#### WORK TO BE COMPLETED:
Filter the entries below, keeping every line that has the word "this".

App and web page records:
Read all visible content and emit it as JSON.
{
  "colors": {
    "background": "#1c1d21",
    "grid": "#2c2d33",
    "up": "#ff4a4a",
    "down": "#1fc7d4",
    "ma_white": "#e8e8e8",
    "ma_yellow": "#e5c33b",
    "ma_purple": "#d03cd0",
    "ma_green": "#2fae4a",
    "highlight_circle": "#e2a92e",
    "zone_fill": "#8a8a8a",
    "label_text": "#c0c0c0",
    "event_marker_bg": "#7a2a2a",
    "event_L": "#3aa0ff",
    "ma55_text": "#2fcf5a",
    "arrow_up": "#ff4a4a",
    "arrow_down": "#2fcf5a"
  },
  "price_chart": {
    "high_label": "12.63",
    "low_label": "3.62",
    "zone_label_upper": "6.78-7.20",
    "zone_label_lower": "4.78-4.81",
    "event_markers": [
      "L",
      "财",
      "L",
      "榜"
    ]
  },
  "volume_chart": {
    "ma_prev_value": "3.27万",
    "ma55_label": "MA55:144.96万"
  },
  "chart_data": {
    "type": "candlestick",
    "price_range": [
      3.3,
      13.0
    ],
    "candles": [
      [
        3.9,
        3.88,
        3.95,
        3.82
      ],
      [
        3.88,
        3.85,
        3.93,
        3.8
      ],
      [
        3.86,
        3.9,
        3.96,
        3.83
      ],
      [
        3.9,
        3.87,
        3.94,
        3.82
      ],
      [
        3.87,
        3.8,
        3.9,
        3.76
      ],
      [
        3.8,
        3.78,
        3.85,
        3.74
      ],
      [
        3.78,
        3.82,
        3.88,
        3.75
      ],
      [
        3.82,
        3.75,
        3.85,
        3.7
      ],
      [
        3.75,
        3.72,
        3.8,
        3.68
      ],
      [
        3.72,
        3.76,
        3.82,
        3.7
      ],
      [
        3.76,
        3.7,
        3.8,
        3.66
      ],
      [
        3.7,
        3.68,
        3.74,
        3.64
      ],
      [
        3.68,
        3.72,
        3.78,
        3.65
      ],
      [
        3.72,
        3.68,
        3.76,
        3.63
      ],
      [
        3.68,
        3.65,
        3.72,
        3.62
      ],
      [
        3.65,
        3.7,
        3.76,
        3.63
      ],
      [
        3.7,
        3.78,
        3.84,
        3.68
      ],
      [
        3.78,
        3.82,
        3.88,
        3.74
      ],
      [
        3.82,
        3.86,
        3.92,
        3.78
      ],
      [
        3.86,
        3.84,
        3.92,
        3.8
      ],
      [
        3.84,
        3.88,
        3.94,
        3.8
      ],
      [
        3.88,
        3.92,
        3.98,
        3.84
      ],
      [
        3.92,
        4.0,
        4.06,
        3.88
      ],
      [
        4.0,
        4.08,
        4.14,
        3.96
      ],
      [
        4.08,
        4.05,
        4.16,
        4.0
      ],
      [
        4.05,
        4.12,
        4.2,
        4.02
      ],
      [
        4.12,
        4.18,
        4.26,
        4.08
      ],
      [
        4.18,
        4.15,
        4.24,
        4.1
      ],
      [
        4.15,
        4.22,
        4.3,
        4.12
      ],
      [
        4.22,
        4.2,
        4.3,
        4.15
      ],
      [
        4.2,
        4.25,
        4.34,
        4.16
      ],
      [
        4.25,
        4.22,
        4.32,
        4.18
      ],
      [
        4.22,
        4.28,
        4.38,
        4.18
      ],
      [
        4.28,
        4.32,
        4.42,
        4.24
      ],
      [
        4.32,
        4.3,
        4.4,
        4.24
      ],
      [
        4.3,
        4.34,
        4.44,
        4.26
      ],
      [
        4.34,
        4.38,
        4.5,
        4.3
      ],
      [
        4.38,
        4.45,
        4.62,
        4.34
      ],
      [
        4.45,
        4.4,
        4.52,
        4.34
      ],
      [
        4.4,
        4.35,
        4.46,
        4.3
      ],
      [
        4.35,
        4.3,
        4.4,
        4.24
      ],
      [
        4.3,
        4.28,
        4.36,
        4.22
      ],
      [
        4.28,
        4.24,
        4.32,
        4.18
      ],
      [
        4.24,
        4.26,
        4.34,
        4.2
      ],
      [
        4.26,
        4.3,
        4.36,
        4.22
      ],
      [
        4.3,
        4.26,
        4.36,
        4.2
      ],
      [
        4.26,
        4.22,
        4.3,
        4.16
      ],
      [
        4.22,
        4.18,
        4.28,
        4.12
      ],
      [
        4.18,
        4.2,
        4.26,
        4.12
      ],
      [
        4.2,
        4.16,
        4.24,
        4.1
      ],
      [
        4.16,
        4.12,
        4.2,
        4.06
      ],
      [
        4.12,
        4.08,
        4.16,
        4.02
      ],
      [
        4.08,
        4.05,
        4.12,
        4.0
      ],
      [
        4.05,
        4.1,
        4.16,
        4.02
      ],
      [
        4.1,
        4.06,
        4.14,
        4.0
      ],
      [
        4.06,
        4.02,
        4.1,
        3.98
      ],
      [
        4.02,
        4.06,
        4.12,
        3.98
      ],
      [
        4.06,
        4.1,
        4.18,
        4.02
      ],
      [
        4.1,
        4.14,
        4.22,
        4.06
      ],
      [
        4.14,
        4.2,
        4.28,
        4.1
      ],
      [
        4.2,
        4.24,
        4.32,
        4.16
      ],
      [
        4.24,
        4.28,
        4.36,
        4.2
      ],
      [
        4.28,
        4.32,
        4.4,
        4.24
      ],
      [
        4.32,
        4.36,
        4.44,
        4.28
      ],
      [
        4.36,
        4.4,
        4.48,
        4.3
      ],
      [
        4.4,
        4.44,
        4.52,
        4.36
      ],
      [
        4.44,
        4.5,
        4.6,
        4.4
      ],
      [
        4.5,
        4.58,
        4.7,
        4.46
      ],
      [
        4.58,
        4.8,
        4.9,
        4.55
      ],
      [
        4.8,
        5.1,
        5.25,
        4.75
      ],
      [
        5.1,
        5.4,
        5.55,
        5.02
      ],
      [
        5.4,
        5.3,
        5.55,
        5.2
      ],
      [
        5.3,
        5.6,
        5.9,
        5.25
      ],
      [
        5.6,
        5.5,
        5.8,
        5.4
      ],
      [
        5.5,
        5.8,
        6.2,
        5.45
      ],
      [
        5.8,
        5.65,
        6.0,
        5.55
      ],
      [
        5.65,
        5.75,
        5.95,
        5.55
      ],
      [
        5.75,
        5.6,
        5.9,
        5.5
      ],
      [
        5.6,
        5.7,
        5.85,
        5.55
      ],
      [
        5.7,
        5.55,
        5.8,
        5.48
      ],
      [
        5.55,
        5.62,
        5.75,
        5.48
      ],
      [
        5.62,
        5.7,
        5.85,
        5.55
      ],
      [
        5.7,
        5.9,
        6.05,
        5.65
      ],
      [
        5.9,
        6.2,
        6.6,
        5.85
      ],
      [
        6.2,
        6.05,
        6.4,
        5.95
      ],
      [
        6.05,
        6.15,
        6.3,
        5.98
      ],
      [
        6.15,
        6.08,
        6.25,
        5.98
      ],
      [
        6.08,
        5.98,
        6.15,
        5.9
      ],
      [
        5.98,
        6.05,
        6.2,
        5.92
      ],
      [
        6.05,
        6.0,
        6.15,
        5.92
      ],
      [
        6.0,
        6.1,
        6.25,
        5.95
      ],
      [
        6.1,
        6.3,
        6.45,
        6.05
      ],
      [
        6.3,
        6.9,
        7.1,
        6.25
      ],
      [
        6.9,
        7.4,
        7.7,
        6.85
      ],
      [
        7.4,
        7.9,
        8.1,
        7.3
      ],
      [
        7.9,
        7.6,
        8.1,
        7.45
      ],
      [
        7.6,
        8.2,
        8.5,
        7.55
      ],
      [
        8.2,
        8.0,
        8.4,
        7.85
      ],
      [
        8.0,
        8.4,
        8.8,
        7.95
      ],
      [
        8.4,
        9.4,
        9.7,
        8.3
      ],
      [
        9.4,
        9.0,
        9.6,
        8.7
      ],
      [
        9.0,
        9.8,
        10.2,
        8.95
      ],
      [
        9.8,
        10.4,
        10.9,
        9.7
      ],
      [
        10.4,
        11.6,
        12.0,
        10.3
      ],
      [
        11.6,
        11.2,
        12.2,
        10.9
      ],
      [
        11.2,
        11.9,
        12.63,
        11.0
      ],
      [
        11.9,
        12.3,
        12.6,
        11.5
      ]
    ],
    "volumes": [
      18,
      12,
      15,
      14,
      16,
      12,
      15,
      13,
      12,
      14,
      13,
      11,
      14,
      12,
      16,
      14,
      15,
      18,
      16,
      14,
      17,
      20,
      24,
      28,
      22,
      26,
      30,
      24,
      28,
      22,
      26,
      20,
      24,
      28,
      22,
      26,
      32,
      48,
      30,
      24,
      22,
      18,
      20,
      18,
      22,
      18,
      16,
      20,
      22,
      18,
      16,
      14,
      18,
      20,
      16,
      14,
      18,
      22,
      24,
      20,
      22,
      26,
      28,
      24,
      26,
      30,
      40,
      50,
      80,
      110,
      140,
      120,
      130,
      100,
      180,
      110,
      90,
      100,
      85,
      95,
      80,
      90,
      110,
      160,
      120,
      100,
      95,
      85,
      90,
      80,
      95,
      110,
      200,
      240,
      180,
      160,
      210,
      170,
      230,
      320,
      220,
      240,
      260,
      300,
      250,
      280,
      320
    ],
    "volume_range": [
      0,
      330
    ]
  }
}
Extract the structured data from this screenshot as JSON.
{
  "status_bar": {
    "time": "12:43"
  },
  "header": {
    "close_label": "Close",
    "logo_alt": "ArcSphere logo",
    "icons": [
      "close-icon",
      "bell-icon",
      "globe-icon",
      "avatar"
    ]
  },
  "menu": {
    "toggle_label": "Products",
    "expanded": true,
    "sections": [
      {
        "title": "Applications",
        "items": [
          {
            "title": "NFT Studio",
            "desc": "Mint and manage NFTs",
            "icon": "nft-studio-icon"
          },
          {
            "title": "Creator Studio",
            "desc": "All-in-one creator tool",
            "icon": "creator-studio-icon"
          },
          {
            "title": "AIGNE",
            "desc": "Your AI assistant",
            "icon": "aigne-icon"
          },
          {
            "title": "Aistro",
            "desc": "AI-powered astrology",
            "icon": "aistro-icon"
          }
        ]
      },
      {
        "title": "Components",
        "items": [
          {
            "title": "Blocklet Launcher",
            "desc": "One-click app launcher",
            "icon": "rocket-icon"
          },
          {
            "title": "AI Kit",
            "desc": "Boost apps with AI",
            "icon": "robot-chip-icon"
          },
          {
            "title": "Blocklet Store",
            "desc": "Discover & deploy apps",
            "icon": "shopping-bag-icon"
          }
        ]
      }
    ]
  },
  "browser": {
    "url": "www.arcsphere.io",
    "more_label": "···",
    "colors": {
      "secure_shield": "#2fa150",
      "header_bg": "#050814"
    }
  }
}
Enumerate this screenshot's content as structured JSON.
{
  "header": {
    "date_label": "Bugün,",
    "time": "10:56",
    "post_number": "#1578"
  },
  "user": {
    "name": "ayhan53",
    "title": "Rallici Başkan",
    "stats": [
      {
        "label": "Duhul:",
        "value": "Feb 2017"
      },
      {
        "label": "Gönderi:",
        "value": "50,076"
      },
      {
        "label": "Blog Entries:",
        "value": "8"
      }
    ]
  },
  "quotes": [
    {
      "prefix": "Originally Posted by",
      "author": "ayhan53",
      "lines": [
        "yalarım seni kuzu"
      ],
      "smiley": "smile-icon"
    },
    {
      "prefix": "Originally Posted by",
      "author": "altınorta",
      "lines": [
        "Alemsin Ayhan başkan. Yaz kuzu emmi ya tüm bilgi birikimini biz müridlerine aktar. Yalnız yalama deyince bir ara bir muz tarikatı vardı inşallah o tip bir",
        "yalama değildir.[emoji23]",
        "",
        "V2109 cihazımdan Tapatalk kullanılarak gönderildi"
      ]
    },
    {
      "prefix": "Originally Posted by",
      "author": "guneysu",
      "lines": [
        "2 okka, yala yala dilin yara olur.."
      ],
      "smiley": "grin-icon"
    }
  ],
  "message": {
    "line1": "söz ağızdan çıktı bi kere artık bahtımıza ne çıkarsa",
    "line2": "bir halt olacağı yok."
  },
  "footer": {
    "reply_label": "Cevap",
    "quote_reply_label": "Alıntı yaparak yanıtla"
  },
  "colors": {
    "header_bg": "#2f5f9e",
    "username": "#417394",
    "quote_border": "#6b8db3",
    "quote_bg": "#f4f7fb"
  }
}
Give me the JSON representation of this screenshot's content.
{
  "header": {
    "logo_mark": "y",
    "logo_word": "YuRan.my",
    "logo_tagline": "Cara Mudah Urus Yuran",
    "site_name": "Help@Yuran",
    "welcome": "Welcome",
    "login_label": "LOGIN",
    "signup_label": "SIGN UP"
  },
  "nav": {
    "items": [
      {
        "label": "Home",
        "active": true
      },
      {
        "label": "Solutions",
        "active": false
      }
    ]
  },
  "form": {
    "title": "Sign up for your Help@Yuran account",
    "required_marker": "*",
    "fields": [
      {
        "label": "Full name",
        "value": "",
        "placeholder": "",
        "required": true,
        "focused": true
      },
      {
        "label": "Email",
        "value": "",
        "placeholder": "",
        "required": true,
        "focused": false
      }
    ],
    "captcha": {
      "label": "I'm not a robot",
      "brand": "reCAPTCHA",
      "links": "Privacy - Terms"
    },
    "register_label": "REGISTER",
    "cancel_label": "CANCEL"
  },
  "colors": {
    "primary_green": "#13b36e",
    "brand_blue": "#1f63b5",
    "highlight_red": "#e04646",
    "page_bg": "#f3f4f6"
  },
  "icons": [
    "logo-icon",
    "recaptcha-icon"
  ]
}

#### WRITTEN RESPONSE:
Extract the structured data from this screenshot as JSON.
Enumerate this screenshot's content as structured JSON.
Give me the JSON representation of this screenshot's content.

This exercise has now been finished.